Actor Wesley Snipes has arrived at a federal prison in Pennsylvania to begin serving a three-year sentence for failure to file income tax returns.
Federal Prisons spokesman Ed Ross said Snipes entered the Federal Correctional Institution McKean on Thursday morning. He had been ordered to arrive by noon (0400 AEDT on Friday).
The minimum security prison camp in the northwestern Pennsylvania town of Lewis Run is worlds away from the harsh prison fortresses depicted in the Snipes’ films Undisputed andBrooklyn’s Finest. The minimum-security camp doesn’t have fences around its perimeter and the 300 non-violent inmates live in barracks that feature two-man rooms.
The 48-year-old Snipes was convicted in 2008 on three misdemeanour counts of willful failure to file income tax returns. Several last-minute appeals that would have delayed his imprisonment were denied.
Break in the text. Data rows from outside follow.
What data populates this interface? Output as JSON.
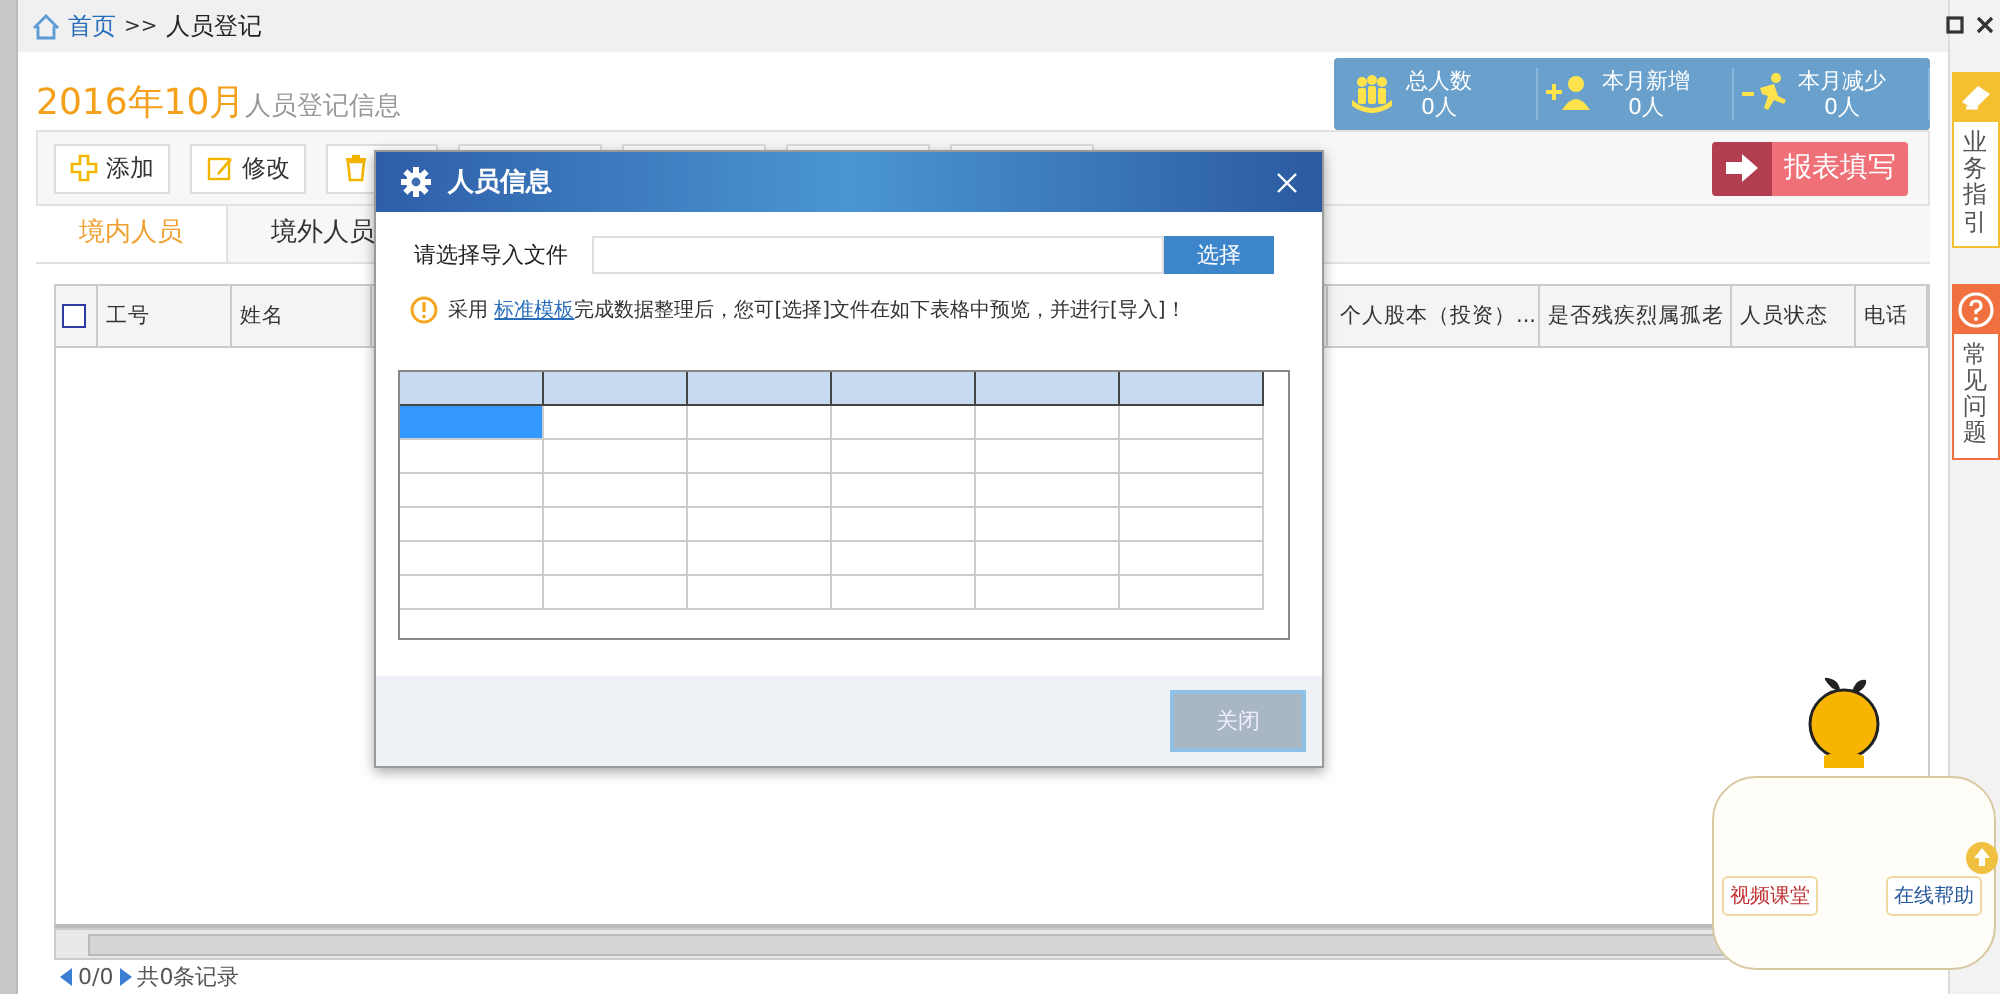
{
  "breadcrumb": {
    "home": "首页",
    "separator": ">>",
    "current": "人员登记"
  },
  "page_title": {
    "period": "2016年10月",
    "subtitle": "人员登记信息"
  },
  "stats": [
    {
      "kind": "total",
      "label": "总人数",
      "value": "0人"
    },
    {
      "kind": "added",
      "label": "本月新增",
      "value": "0人"
    },
    {
      "kind": "removed",
      "label": "本月减少",
      "value": "0人"
    }
  ],
  "toolbar": [
    {
      "kind": "add",
      "label": "添加"
    },
    {
      "kind": "edit",
      "label": "修改"
    },
    {
      "kind": "delete"
    },
    {
      "kind": "blank"
    },
    {
      "kind": "blank"
    },
    {
      "kind": "blank"
    },
    {
      "kind": "blank"
    }
  ],
  "report_button": "报表填写",
  "tabs": [
    {
      "label": "境内人员",
      "selected": true
    },
    {
      "label": "境外人员",
      "selected": false
    }
  ],
  "table": {
    "select_all_checked": false,
    "columns": [
      {
        "label": "工号"
      },
      {
        "label": "姓名"
      },
      {
        "label": "个人股本（投资）..."
      },
      {
        "label": "是否残疾烈属孤老"
      },
      {
        "label": "人员状态"
      },
      {
        "label": "电话"
      }
    ]
  },
  "pager": {
    "position": "0/0",
    "total": "共0条记录"
  },
  "side_tabs": [
    {
      "kind": "guide",
      "label": "业务指引"
    },
    {
      "kind": "faq",
      "label": "常见问题"
    }
  ],
  "help_widget": {
    "buttons": [
      "视频课堂",
      "在线帮助"
    ]
  },
  "dialog": {
    "title": "人员信息",
    "file_label": "请选择导入文件",
    "choose_button": "选择",
    "notice_before": "采用 ",
    "notice_link": "标准模板",
    "notice_after": "完成数据整理后，您可[选择]文件在如下表格中预览，并进行[导入]！",
    "close_button": {
      "label": "关闭",
      "disabled": true
    },
    "preview_rows": [
      {
        "cells": [
          {
            "selected": true
          },
          {
            "selected": false
          },
          {
            "selected": false
          },
          {
            "selected": false
          },
          {
            "selected": false
          },
          {
            "selected": false
          }
        ]
      },
      {
        "cells": [
          {
            "selected": false
          },
          {
            "selected": false
          },
          {
            "selected": false
          },
          {
            "selected": false
          },
          {
            "selected": false
          },
          {
            "selected": false
          }
        ]
      },
      {
        "cells": [
          {
            "selected": false
          },
          {
            "selected": false
          },
          {
            "selected": false
          },
          {
            "selected": false
          },
          {
            "selected": false
          },
          {
            "selected": false
          }
        ]
      },
      {
        "cells": [
          {
            "selected": false
          },
          {
            "selected": false
          },
          {
            "selected": false
          },
          {
            "selected": false
          },
          {
            "selected": false
          },
          {
            "selected": false
          }
        ]
      },
      {
        "cells": [
          {
            "selected": false
          },
          {
            "selected": false
          },
          {
            "selected": false
          },
          {
            "selected": false
          },
          {
            "selected": false
          },
          {
            "selected": false
          }
        ]
      },
      {
        "cells": [
          {
            "selected": false
          },
          {
            "selected": false
          },
          {
            "selected": false
          },
          {
            "selected": false
          },
          {
            "selected": false
          },
          {
            "selected": false
          }
        ]
      }
    ]
  }
}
The half-vampire, half-human with a hatred for vampires and a protective attitude for humans has finally come of age. Wesley Snipes has truly a come a long way since his debut film wildcats opposite Goldie Hawn in 1986. Born in on 31 July 1962 Orlando, FL Snipes grew up in the Bronx and holds a 5th degree black belt in Martial Arts. From a young age, he had developed an interest in acting and went ahead to attend the Manhattan High School for Performing Arts.
After being noticed by an agent during a performance in a competition, he landed a role in Wildcats (1986). He appeared in some more movies in the 1980s, but what made head turn was his appearance in the Martin Scorsese-directed video for Michael Jackson’s Bad. Director Lee soon spotted his talent and impressed with his performance cast him in his 1990 Movie Better Blues. He played the role of a flamboyant saxophonist opposite Denzel Washington. He was seen again in Lee’s next film Jungle Fever in 1991 where Snipes won critical praise and his career actually took off from here.
That same year Snipes demonstrated his ability to work in different roles like in New Jack City, where he was portrayed as a drug lord. He was in The Waterdance as a wild man repenting for his ways in a hospital’s paraplegic ward. Both his performances were strong and full of conviction and earned him rave reviews. Then came his first big break in an action flick called Passenger 57. Like most Hollywood super heroes, he was portrayed as an ex-cop with an attitude. The movie was a huge success. Snipes followed it up with some more movies the same year including the comedy White Men Can’t Jump. In 1991, People magazine chose him as one of the 50 Most Beautiful People in the world.
A few more action films followed like the Rising Sun (1993) with Sean Connery. After this, Snipes changed his direction and featured in an un-credited role in Waiting to Exhale (1995). The same year he went all the way out with his macho persona portraying a flamboyant drag queen in To Wong Foo’s Thanks for Everything! Julie Newmar. He became more of the all round action hero types and kept focusing on similar movie plots. In 1996, he starred in a less macho movie The Fan opposite De Niro and as a baseball player. His portrayal of an adulterous director in Mike Figgis’ One Night Stand (1997) won him the Best Actor award at the Venice Film Festival. He also produced the Down in the Delta in 1998 starring Mark Wahlberg and it was nominated in multiple categories for the Acapulco Black Film Festival.
In 1998, Snipes acted as a vampire slayer in Blade. It grossed over $150 million worldwide. Soon after, he was honored with a star on the Hollywood Walk of Fame. In 1991, Snipes formed his independent production company called Amen Ra Films. Amen Ra Films had co-produced the Blade & Blade II and in 2004, Snipes starred in his third Blade movie called Blade Trinity.